In celebration of my 47th birthday this fall I decided to finally make the attempt to summit Mount Katahdin, largest mountain in Maine (5,269′) and northern terminus of the Applalachian trail. I missed this climb during my residency in the summer of 2010, although I did make it up to Chimney Pond for a day of painting. A favorable weather forecast for late September gave me a great 3 day window to dust off my hiking boots and pack. I decided to stay at the bunkhouse at Chimney Pond, a beautiful tarn surrounded by the Great Basin, which is made up of the peaks of Mount Katahdin and the Knife”s Edge. My route was picked with the Ranger’s advice; up Dudley trail to Pamola Peak, across the Knife Edge to Baxter Peak (summit) and down the Saddle trail. Dudley trail is incredibly steep and rocky, lots of bouldering and scrambling that would have been tough after a full day of hiking, especially on the way down. The weather for the day was epic; warm for fall and clear. I took a minimum of art supplies since I needed most of the pack room and weight for water and clothing layers. As I gained elevation towards Pamola I noticed several flocks of white winged crossbills fluttering around the cliffs. They gave me some motivation to keep going on the steep climb. Upon the summit of Pamola you get a spectacular and sobering view of the Knife’s Edge and Baxter Peak.
The Knife’s Edge trail travels the top of the mountain ridgeline from Pamola to Baxter. It’s quite a drop and at some spots narrows to 3 feet or so in width.
After a little over a mile of adrenalin rush don’t look down hiking I managed to reach Baxter Peak and enjoy the company of several Appalachian Trail through hikers who had just completed their trek. I gave myself an hour or so up top to sketch, eat lunch and catch my breath before the hike back down to Chimney Pond.

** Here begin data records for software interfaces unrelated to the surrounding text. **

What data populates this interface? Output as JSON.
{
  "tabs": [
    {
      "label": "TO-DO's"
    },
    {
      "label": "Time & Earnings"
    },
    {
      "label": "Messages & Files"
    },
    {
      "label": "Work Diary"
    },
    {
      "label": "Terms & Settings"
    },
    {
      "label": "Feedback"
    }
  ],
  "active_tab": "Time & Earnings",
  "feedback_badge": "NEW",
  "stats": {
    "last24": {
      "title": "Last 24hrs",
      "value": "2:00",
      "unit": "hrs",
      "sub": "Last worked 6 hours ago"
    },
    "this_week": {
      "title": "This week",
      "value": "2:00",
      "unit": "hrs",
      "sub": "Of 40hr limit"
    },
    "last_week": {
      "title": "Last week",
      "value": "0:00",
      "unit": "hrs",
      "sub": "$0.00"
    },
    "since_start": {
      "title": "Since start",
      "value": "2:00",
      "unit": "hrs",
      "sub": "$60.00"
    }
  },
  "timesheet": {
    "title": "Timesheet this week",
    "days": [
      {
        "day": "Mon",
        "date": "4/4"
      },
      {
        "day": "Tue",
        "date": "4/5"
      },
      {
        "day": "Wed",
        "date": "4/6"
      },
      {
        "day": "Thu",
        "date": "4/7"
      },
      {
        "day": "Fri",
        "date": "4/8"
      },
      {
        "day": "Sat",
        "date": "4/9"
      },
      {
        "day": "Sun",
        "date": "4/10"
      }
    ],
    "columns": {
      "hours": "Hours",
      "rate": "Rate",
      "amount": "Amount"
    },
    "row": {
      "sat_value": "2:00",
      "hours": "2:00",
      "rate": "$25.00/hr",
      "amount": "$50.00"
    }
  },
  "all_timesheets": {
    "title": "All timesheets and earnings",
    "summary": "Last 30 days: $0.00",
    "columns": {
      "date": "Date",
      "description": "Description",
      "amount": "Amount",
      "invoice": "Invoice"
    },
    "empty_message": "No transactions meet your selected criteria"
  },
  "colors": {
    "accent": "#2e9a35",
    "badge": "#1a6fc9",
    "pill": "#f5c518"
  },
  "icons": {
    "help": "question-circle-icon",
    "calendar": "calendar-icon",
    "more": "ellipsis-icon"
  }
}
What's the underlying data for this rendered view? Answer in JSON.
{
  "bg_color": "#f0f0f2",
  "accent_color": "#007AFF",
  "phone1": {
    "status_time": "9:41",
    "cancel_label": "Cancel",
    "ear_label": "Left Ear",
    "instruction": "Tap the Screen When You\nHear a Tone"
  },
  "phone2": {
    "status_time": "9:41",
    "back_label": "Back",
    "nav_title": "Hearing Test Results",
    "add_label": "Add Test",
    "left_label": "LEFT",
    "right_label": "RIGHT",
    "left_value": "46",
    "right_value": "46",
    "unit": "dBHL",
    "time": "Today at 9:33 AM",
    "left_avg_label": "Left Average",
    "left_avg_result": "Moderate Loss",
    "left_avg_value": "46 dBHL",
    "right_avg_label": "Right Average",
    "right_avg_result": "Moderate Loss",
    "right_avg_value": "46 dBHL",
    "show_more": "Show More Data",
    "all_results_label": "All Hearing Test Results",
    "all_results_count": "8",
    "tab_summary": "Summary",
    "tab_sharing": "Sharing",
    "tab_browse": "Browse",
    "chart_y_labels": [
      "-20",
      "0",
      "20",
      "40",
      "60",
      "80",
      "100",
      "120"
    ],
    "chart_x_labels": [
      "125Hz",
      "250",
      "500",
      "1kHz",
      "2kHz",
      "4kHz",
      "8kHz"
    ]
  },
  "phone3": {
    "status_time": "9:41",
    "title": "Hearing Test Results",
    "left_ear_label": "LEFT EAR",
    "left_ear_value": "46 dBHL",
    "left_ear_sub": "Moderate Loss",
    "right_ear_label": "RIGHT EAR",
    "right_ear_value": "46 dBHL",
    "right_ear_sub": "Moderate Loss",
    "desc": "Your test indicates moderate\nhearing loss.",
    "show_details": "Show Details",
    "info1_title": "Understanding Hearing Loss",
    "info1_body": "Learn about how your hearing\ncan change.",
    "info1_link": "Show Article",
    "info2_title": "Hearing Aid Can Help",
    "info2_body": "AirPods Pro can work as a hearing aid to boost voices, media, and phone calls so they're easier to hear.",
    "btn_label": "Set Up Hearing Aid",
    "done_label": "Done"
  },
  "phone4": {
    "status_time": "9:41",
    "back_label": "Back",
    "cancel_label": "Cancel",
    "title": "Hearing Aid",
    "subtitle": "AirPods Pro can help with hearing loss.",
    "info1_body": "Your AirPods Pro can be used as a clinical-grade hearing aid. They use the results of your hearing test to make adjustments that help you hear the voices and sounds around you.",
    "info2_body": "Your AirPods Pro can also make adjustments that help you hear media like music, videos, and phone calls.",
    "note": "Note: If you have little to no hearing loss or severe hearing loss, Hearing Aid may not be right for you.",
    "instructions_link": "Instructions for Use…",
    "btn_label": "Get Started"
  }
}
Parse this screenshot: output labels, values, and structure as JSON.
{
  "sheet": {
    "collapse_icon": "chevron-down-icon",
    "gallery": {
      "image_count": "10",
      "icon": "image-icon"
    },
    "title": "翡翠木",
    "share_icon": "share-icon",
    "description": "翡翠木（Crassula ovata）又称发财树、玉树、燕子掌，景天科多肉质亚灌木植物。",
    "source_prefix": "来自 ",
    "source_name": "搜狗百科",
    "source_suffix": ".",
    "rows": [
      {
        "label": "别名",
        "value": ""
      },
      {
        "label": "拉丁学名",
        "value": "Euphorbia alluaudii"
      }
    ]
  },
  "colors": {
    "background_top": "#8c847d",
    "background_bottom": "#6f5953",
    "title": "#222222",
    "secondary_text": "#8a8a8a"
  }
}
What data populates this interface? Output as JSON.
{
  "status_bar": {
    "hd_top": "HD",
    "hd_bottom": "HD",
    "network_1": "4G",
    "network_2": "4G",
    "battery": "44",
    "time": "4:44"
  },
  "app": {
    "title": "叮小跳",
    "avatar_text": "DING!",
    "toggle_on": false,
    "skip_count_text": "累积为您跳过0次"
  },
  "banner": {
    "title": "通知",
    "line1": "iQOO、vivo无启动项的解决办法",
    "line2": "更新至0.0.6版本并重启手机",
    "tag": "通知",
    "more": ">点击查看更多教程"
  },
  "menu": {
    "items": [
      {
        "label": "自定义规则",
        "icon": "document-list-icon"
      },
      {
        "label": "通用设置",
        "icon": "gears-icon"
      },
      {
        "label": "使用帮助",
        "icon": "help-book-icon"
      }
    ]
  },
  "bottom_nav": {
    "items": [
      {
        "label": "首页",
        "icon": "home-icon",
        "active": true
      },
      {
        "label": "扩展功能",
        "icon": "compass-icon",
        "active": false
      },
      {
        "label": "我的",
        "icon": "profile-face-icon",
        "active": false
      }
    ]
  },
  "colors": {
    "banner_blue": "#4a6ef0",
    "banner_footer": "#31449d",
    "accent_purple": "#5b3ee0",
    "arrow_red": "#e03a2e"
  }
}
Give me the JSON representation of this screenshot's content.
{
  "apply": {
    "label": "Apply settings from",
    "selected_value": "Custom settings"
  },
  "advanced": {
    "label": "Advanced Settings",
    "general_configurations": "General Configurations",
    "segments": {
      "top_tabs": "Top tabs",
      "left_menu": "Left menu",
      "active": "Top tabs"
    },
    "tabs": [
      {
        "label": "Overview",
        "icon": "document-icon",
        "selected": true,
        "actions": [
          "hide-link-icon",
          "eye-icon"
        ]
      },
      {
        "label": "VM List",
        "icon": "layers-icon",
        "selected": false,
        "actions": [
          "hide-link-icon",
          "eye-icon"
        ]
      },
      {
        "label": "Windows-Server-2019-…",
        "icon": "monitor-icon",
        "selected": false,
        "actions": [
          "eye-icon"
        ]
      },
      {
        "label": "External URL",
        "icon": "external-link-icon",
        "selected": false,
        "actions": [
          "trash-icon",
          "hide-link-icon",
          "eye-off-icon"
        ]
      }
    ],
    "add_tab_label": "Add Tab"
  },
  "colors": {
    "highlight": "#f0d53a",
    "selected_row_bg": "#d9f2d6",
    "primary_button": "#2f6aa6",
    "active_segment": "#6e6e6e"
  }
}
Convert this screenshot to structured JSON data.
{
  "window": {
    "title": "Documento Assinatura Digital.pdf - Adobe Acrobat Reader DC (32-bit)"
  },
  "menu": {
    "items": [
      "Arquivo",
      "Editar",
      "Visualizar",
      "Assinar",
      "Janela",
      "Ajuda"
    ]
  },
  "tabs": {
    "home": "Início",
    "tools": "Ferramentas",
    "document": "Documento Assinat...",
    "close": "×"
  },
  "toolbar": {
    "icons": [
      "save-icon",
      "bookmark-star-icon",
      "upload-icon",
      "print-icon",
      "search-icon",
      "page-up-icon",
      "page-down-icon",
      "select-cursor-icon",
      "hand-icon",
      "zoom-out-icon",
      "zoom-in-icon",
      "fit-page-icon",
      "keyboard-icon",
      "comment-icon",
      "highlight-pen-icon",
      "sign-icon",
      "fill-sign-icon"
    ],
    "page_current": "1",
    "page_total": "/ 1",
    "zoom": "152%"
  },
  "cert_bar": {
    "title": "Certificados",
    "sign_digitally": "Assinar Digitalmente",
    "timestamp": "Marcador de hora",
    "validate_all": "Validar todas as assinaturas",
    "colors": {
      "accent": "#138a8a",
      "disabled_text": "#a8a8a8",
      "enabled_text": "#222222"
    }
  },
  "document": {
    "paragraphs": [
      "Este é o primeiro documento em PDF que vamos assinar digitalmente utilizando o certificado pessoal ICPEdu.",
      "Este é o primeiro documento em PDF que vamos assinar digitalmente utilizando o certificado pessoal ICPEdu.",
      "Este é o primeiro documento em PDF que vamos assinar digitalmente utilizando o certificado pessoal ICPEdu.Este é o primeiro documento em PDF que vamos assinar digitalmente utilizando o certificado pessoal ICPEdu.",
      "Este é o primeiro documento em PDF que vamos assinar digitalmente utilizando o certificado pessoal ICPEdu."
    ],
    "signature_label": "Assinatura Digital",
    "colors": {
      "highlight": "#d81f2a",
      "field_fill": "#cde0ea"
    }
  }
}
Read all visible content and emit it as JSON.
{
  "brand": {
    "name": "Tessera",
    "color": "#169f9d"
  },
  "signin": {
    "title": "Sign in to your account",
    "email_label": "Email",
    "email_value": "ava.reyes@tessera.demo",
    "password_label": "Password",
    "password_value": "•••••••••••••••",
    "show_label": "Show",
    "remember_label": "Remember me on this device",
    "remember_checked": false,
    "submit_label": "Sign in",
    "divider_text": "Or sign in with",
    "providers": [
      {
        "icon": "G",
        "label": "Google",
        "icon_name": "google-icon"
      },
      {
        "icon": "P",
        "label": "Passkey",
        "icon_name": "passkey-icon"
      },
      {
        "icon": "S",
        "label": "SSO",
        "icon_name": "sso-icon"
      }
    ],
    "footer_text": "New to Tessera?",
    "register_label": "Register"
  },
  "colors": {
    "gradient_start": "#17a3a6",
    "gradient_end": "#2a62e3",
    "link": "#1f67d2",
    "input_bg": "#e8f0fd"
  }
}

Seeds were planted for further adventures as I looked across from the summit to the Tableland, an alpine tundra that was home to caribou over 100 years ago.